This article is based on pre-beta game play on May 7, 2012. It does not represent the final state of the product in any form whatsoever.
Heroes & Generals is an upcoming game set in World War 2. Familiar setting? Check. The game plays both in a browser for the lobby and a 3D client for the game. Seems unusual, but familiar (*cough* Battlefield 3 *cough*). The game mixes FPS and RTS into one experience. Wait, what? You start, as mentioned, in a browser-based client, selecting a war, which is an instance of a full-scale fight between the Allies and Axis across Europe, then loading into a campaign map, where you can view the status of the war (which side owns what locations, etc).
The mixture begins to show here. Starting off with your lacking funds, you’ll have to play the soldiers sent into battle by selecting an active fight along the right side of the campaign screen and joining in, causing the FPS client to load and play out a typical timed control point-based game, where the defenders must hold their city points for about 30 minutes.
The FPS portion of the game is indicative of an aim for realism, featuring a bleak graphic style (the quality of which is still work in progress), and several features in the gunplay to reinforce their aim, including projectile dropping, single-shot firing from my rifle (being a frontline rifleman), and elaborate reloading animations simulating how a soldier would actually reload the guns. I can certainly see a finalized version of this game aiming straight at the modern military shooter sector of the market. Due to the lack of players in the particular alpha session I played, I did not have much of a chance to judge how combat works out for the game, except for getting my head shot off during one match repeatedly. While the overall tone of the game is appreciably dark and serious, one breaking item I found was the bicycle. I inexplicably started laughing as I watched the Nazi soldier pedal his bike along (complete with a tinny-sounding bell bound to the left mouse button!). Another interesting feature is the map function. Holding the M key causes your character to literally pull a map out of his pocket, complete with updated coloring based on team ownership of points throughout the map.
Each match ends with awards of credits, which can be used to create and equip a custom soldier to use in the FPS (you pay first for the custom soldier slot, running about 10,000 credits, then for each weapon you add on, each ranging from a few hundred to thousands of credits), and create your own assault teams for the RTS portion of the game, and it is expensive, asking for 65,000 credits just for the first assault team slot! Once you have a slot, you must pay at least 15,000 more credits to actually create a team, which can be varied from infantry to vehicle to air support and more.
As for the RTS portion of the game, you use the campaign window to order around your custom-made assault teams to specific locations, receiving additional benefits for influencing positive results in a battle. The catch is that the actual players of your teams are the very same players of the FPS sections. Initial play sessions simply used mostly AI-created assault teams for their test battles.
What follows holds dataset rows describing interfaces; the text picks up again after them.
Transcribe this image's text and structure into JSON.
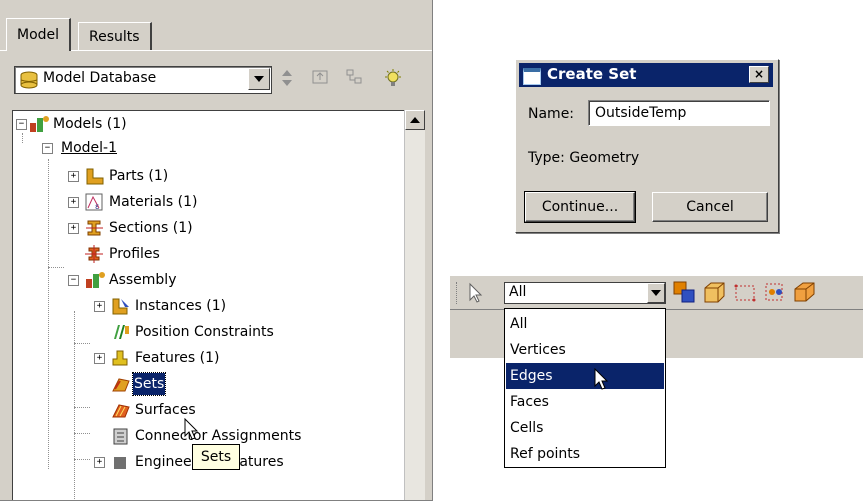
{
  "tabs": {
    "model": "Model",
    "results": "Results"
  },
  "database_combo": {
    "value": "Model Database"
  },
  "tree": {
    "models": "Models (1)",
    "model1": "Model-1",
    "parts": "Parts (1)",
    "materials": "Materials (1)",
    "sections": "Sections (1)",
    "profiles": "Profiles",
    "assembly": "Assembly",
    "instances": "Instances (1)",
    "position_constraints": "Position Constraints",
    "features": "Features (1)",
    "sets": "Sets",
    "surfaces": "Surfaces",
    "connector_assignments": "Connector Assignments",
    "engineering_features": "Engineering Features"
  },
  "tooltip": "Sets",
  "dialog": {
    "title": "Create Set",
    "close": "×",
    "name_label": "Name:",
    "name_value": "OutsideTemp",
    "type_text": "Type: Geometry",
    "continue": "Continue...",
    "cancel": "Cancel"
  },
  "toolbar": {
    "select_value": "All",
    "options": [
      "All",
      "Vertices",
      "Edges",
      "Faces",
      "Cells",
      "Ref points"
    ],
    "highlighted_option": "Edges"
  },
  "colors": {
    "selection": "#0a246a",
    "panel": "#d4d0c8",
    "tooltip": "#ffffe1"
  }
}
While the game is currently quite confusing to grasp, its alpha state means that it has plenty of time to refine itself, which I certainly hope it does; I feel that Heroes & Generals has definite potential going for it if the developers nail down the details just right.
Visit http://www.heroesandgenerals.com/landing/ to learn more about the game and sign up for a chance to join the alpha and beta testing phases. Thanks to Reto-Moto for inviting us to look at the game!